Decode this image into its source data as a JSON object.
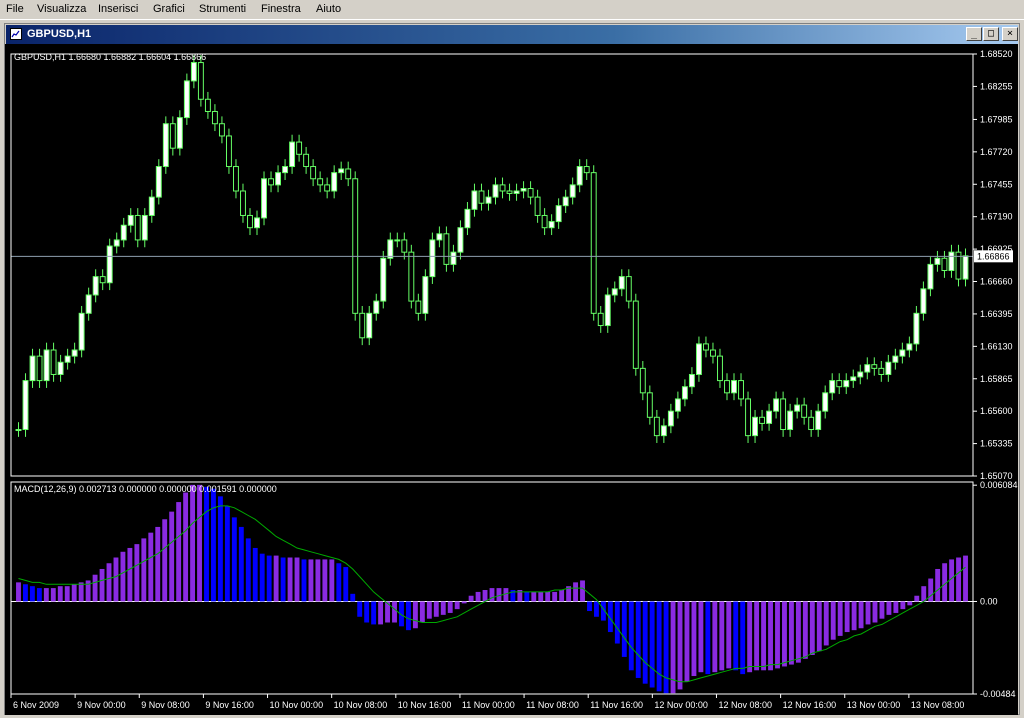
{
  "menu": {
    "items": [
      {
        "label": "File"
      },
      {
        "label": "Visualizza"
      },
      {
        "label": "Inserisci"
      },
      {
        "label": "Grafici"
      },
      {
        "label": "Strumenti"
      },
      {
        "label": "Finestra"
      },
      {
        "label": "Aiuto"
      }
    ]
  },
  "window": {
    "title": "GBPUSD,H1",
    "buttons": {
      "minimize": "_",
      "restore": "□",
      "close": "×"
    }
  },
  "colors": {
    "background": "#000000",
    "candle_up": "#ffffff",
    "candle_outline": "#66ff66",
    "histogram_purple": "#8a2be2",
    "histogram_blue": "#0000ff",
    "signal_line": "#00aa00",
    "axis": "#ffffff",
    "bid_line": "#8fa0b0"
  },
  "chart_data": [
    {
      "type": "candlestick",
      "title": "GBPUSD,H1  1.66680 1.66882 1.66604 1.66866",
      "ylim": [
        1.6507,
        1.6852
      ],
      "y_ticks": [
        "1.68520",
        "1.68255",
        "1.67985",
        "1.67720",
        "1.67455",
        "1.67190",
        "1.66925",
        "1.66660",
        "1.66395",
        "1.66130",
        "1.65865",
        "1.65600",
        "1.65335",
        "1.65070"
      ],
      "current_price": "1.66866",
      "x_ticks": [
        "6 Nov 2009",
        "9 Nov 00:00",
        "9 Nov 08:00",
        "9 Nov 16:00",
        "10 Nov 00:00",
        "10 Nov 08:00",
        "10 Nov 16:00",
        "11 Nov 00:00",
        "11 Nov 08:00",
        "11 Nov 16:00",
        "12 Nov 00:00",
        "12 Nov 08:00",
        "12 Nov 16:00",
        "13 Nov 00:00",
        "13 Nov 08:00"
      ],
      "close": [
        1.6545,
        1.6585,
        1.6605,
        1.6585,
        1.661,
        1.659,
        1.66,
        1.6605,
        1.661,
        1.664,
        1.6655,
        1.667,
        1.6665,
        1.6695,
        1.67,
        1.6712,
        1.672,
        1.67,
        1.672,
        1.6735,
        1.676,
        1.6795,
        1.6775,
        1.68,
        1.683,
        1.6845,
        1.6815,
        1.6805,
        1.6795,
        1.6785,
        1.676,
        1.674,
        1.672,
        1.671,
        1.6718,
        1.675,
        1.6745,
        1.6755,
        1.676,
        1.678,
        1.677,
        1.676,
        1.675,
        1.6745,
        1.674,
        1.6755,
        1.6758,
        1.675,
        1.664,
        1.662,
        1.664,
        1.665,
        1.6685,
        1.67,
        1.67,
        1.669,
        1.665,
        1.664,
        1.667,
        1.67,
        1.6705,
        1.668,
        1.669,
        1.671,
        1.6725,
        1.674,
        1.673,
        1.6735,
        1.6745,
        1.674,
        1.6738,
        1.674,
        1.6742,
        1.6735,
        1.672,
        1.671,
        1.6715,
        1.6728,
        1.6735,
        1.6745,
        1.676,
        1.6755,
        1.664,
        1.663,
        1.6655,
        1.666,
        1.667,
        1.665,
        1.6595,
        1.6575,
        1.6555,
        1.654,
        1.6548,
        1.656,
        1.657,
        1.658,
        1.659,
        1.6615,
        1.661,
        1.6605,
        1.6585,
        1.6575,
        1.6585,
        1.657,
        1.654,
        1.6555,
        1.655,
        1.656,
        1.657,
        1.6545,
        1.656,
        1.6565,
        1.6555,
        1.6545,
        1.656,
        1.6575,
        1.6585,
        1.658,
        1.6585,
        1.6588,
        1.6592,
        1.6598,
        1.6595,
        1.659,
        1.66,
        1.6605,
        1.661,
        1.6615,
        1.664,
        1.666,
        1.668,
        1.6685,
        1.6675,
        1.669,
        1.6668,
        1.6687
      ]
    },
    {
      "type": "bar",
      "title": "MACD(12,26,9) 0.002713 0.000000 0.000000 0.001591 0.000000",
      "ylim": [
        -0.00484,
        0.00625
      ],
      "y_ticks": [
        "0.006084",
        "0.00",
        "-0.00484"
      ],
      "values": [
        0.001,
        0.0009,
        0.0008,
        0.0007,
        0.0007,
        0.0007,
        0.0008,
        0.0008,
        0.0009,
        0.001,
        0.0011,
        0.0014,
        0.0017,
        0.002,
        0.0023,
        0.0026,
        0.0028,
        0.003,
        0.0033,
        0.0036,
        0.0039,
        0.0043,
        0.0047,
        0.0052,
        0.0057,
        0.0061,
        0.0061,
        0.006,
        0.0059,
        0.0055,
        0.005,
        0.0044,
        0.0039,
        0.0033,
        0.0028,
        0.0025,
        0.0024,
        0.0024,
        0.0023,
        0.0023,
        0.0023,
        0.0022,
        0.0022,
        0.0022,
        0.0022,
        0.0022,
        0.002,
        0.0018,
        0.0004,
        -0.0008,
        -0.0011,
        -0.0012,
        -0.0012,
        -0.0011,
        -0.0011,
        -0.0013,
        -0.0015,
        -0.0014,
        -0.0011,
        -0.0009,
        -0.0008,
        -0.0007,
        -0.0006,
        -0.0004,
        -0.0001,
        0.0003,
        0.0005,
        0.0006,
        0.0007,
        0.0007,
        0.0007,
        0.0006,
        0.0006,
        0.0005,
        0.0005,
        0.0005,
        0.0005,
        0.0005,
        0.0006,
        0.0008,
        0.001,
        0.0011,
        -0.0005,
        -0.0008,
        -0.001,
        -0.0016,
        -0.0022,
        -0.0029,
        -0.0036,
        -0.004,
        -0.0043,
        -0.0045,
        -0.0047,
        -0.0048,
        -0.0048,
        -0.0046,
        -0.0042,
        -0.0039,
        -0.0037,
        -0.0038,
        -0.0037,
        -0.0036,
        -0.0035,
        -0.0036,
        -0.0038,
        -0.0037,
        -0.0036,
        -0.0036,
        -0.0036,
        -0.0035,
        -0.0034,
        -0.0033,
        -0.0032,
        -0.003,
        -0.0028,
        -0.0026,
        -0.0023,
        -0.002,
        -0.0018,
        -0.0016,
        -0.0015,
        -0.0014,
        -0.0012,
        -0.0011,
        -0.0009,
        -0.0007,
        -0.0006,
        -0.0004,
        -0.0002,
        0.0003,
        0.0008,
        0.0012,
        0.0017,
        0.002,
        0.0022,
        0.0023,
        0.0024
      ],
      "signal": [
        0.0012,
        0.0011,
        0.001,
        0.001,
        0.0009,
        0.0009,
        0.0009,
        0.0009,
        0.0009,
        0.0009,
        0.0009,
        0.001,
        0.0011,
        0.0012,
        0.0013,
        0.0015,
        0.0017,
        0.0019,
        0.0021,
        0.0023,
        0.0025,
        0.0028,
        0.0031,
        0.0034,
        0.0037,
        0.0041,
        0.0044,
        0.0047,
        0.0049,
        0.005,
        0.005,
        0.0049,
        0.0047,
        0.0045,
        0.0043,
        0.004,
        0.0037,
        0.0034,
        0.0032,
        0.003,
        0.0028,
        0.0027,
        0.0026,
        0.0025,
        0.0024,
        0.0023,
        0.0022,
        0.002,
        0.0017,
        0.0013,
        0.0009,
        0.0005,
        0.0002,
        -0.0001,
        -0.0004,
        -0.0007,
        -0.0009,
        -0.001,
        -0.0011,
        -0.0011,
        -0.0011,
        -0.001,
        -0.0009,
        -0.0008,
        -0.0006,
        -0.0004,
        -0.0002,
        0.0,
        0.0002,
        0.0003,
        0.0004,
        0.0005,
        0.0005,
        0.0005,
        0.0005,
        0.0005,
        0.0005,
        0.0006,
        0.0006,
        0.0007,
        0.0007,
        0.0007,
        0.0004,
        0.0001,
        -0.0004,
        -0.0009,
        -0.0014,
        -0.0019,
        -0.0024,
        -0.0028,
        -0.0032,
        -0.0035,
        -0.0038,
        -0.004,
        -0.0041,
        -0.0042,
        -0.0042,
        -0.0041,
        -0.004,
        -0.0039,
        -0.0038,
        -0.0037,
        -0.0036,
        -0.0035,
        -0.0035,
        -0.0034,
        -0.0034,
        -0.0034,
        -0.0033,
        -0.0033,
        -0.0032,
        -0.0031,
        -0.003,
        -0.0029,
        -0.0027,
        -0.0026,
        -0.0025,
        -0.0023,
        -0.0021,
        -0.002,
        -0.0018,
        -0.0017,
        -0.0015,
        -0.0013,
        -0.0012,
        -0.001,
        -0.0008,
        -0.0006,
        -0.0004,
        -0.0002,
        0.0,
        0.0003,
        0.0006,
        0.0009,
        0.0012,
        0.0015,
        0.0018
      ]
    }
  ]
}
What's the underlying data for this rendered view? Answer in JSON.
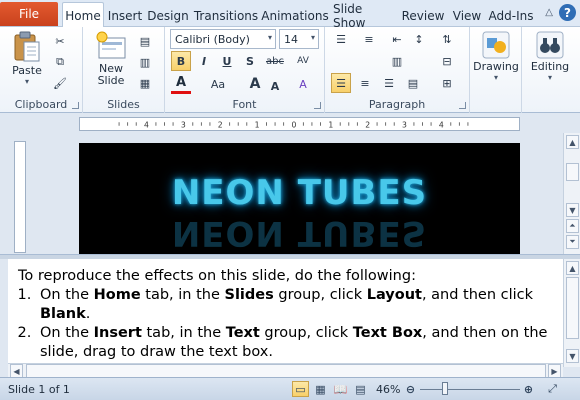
{
  "tabs": {
    "file": "File",
    "items": [
      "Home",
      "Insert",
      "Design",
      "Transitions",
      "Animations",
      "Slide Show",
      "Review",
      "View",
      "Add-Ins"
    ],
    "active": "Home",
    "help": "?"
  },
  "ribbon": {
    "clipboard": {
      "label": "Clipboard",
      "paste": "Paste"
    },
    "slides": {
      "label": "Slides",
      "new_slide": "New Slide"
    },
    "font": {
      "label": "Font",
      "font_name": "Calibri (Body)",
      "font_size": "14",
      "bold": "B",
      "italic": "I",
      "underline": "U",
      "shadow": "S",
      "strike": "abc",
      "spacing": "AV",
      "color": "A",
      "case": "Aa",
      "grow": "A",
      "shrink": "A",
      "clear": "A"
    },
    "paragraph": {
      "label": "Paragraph"
    },
    "drawing": {
      "label": "Drawing"
    },
    "editing": {
      "label": "Editing"
    }
  },
  "slide": {
    "title": "NEON TUBES"
  },
  "notes": {
    "intro": "To reproduce the effects on this slide, do the following:",
    "step1": {
      "a": "On the ",
      "b": "Home",
      "c": " tab, in the ",
      "d": "Slides",
      "e": " group, click ",
      "f": "Layout",
      "g": ", and then click ",
      "h": "Blank",
      "i": "."
    },
    "step2": {
      "a": "On the ",
      "b": "Insert",
      "c": " tab, in the ",
      "d": "Text",
      "e": " group, click ",
      "f": "Text Box",
      "g": ", and then on the slide, drag to draw the text box."
    }
  },
  "status": {
    "slide_count": "Slide 1 of 1",
    "zoom": "46%",
    "zoom_fraction": 0.46
  },
  "colors": {
    "file_tab": "#d24726",
    "neon": "#48c8ea",
    "highlight": "#f8d06a"
  }
}
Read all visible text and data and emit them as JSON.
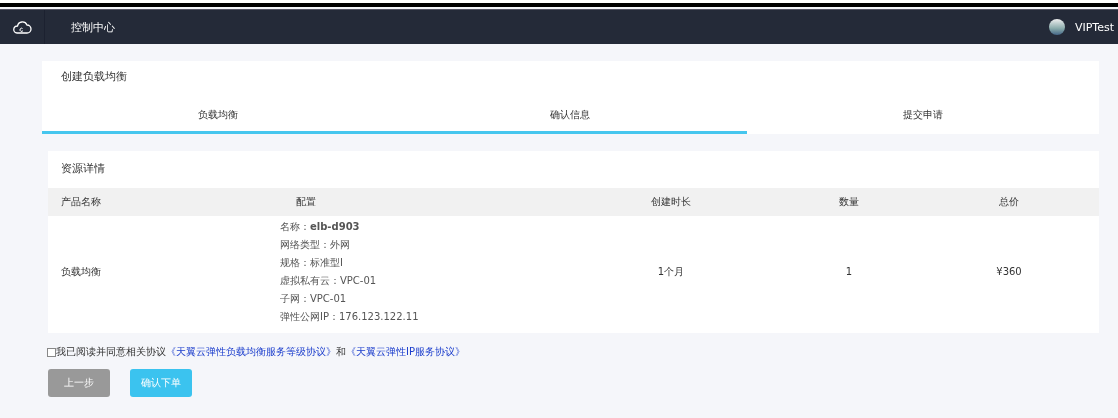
{
  "nav": {
    "title": "控制中心",
    "user": "VIPTest"
  },
  "wizard": {
    "title": "创建负载均衡",
    "steps": [
      {
        "label": "负载均衡",
        "active": true
      },
      {
        "label": "确认信息",
        "active": true
      },
      {
        "label": "提交申请",
        "active": false
      }
    ]
  },
  "details": {
    "title": "资源详情",
    "columns": [
      "产品名称",
      "配置",
      "创建时长",
      "数量",
      "总价"
    ],
    "rows": [
      {
        "product": "负载均衡",
        "config": [
          "名称：**elb-d903**",
          "网络类型：外网",
          "规格：标准型I",
          "虚拟私有云：VPC-01",
          "子网：VPC-01",
          "弹性公网IP：176.123.122.11"
        ],
        "duration": "1个月",
        "quantity": "1",
        "price": "¥360"
      }
    ]
  },
  "agreement": {
    "checked": false,
    "text": "我已阅读并同意相关协议",
    "links": [
      "《天翼云弹性负载均衡服务等级协议》",
      "《天翼云弹性IP服务协议》"
    ],
    "joiner": "和"
  },
  "buttons": [
    {
      "label": "上一步",
      "kind": "secondary"
    },
    {
      "label": "确认下单",
      "kind": "primary"
    }
  ]
}
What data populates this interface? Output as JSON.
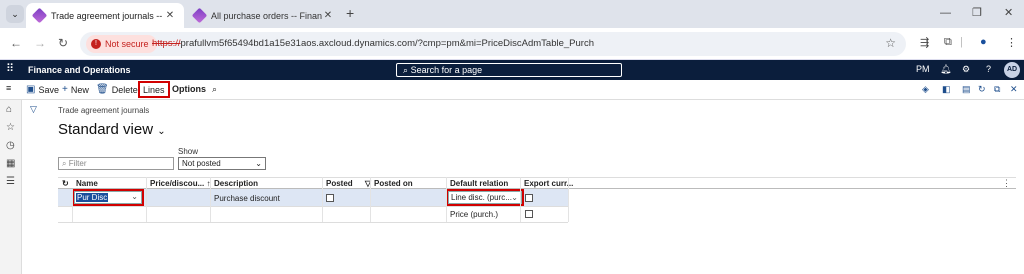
{
  "browser": {
    "tabs": [
      {
        "title": "Trade agreement journals -- Fin",
        "active": true
      },
      {
        "title": "All purchase orders -- Finance a",
        "active": false
      }
    ],
    "new_tab": "+",
    "security_label": "Not secure",
    "url_protocol": "https://",
    "url_rest": "prafullvm5f65494bd1a15e31aos.axcloud.dynamics.com/?cmp=pm&mi=PriceDiscAdmTable_Purch"
  },
  "header": {
    "app_name": "Finance and Operations",
    "search_placeholder": "Search for a page",
    "company": "PM",
    "avatar_initials": "AD"
  },
  "actions": {
    "save": "Save",
    "new": "New",
    "delete": "Delete",
    "lines": "Lines",
    "options": "Options"
  },
  "page": {
    "breadcrumb": "Trade agreement journals",
    "view_title": "Standard view",
    "filter_placeholder": "Filter",
    "show_label": "Show",
    "show_value": "Not posted"
  },
  "grid": {
    "columns": [
      "Name",
      "Price/discou...",
      "Description",
      "Posted",
      "Posted on",
      "Default relation",
      "Export curr..."
    ],
    "rows": [
      {
        "name": "Pur Disc",
        "description": "Purchase discount",
        "default_relation": "Line disc. (purc..."
      },
      {
        "name": "",
        "description": "",
        "default_relation": "Price (purch.)"
      }
    ]
  },
  "colors": {
    "header_bg": "#0b1e3c",
    "accent": "#1e4e8c",
    "highlight": "#d10000",
    "selected_row": "#dde6f4"
  }
}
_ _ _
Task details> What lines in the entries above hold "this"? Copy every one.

Answer space>
Decode this image into its source data as a JSON object.
What's the underlying data for this rendered view? Answer in JSON.
    "intro": "To reproduce the effects on this slide, do the following:",
What data populates this interface? Output as JSON.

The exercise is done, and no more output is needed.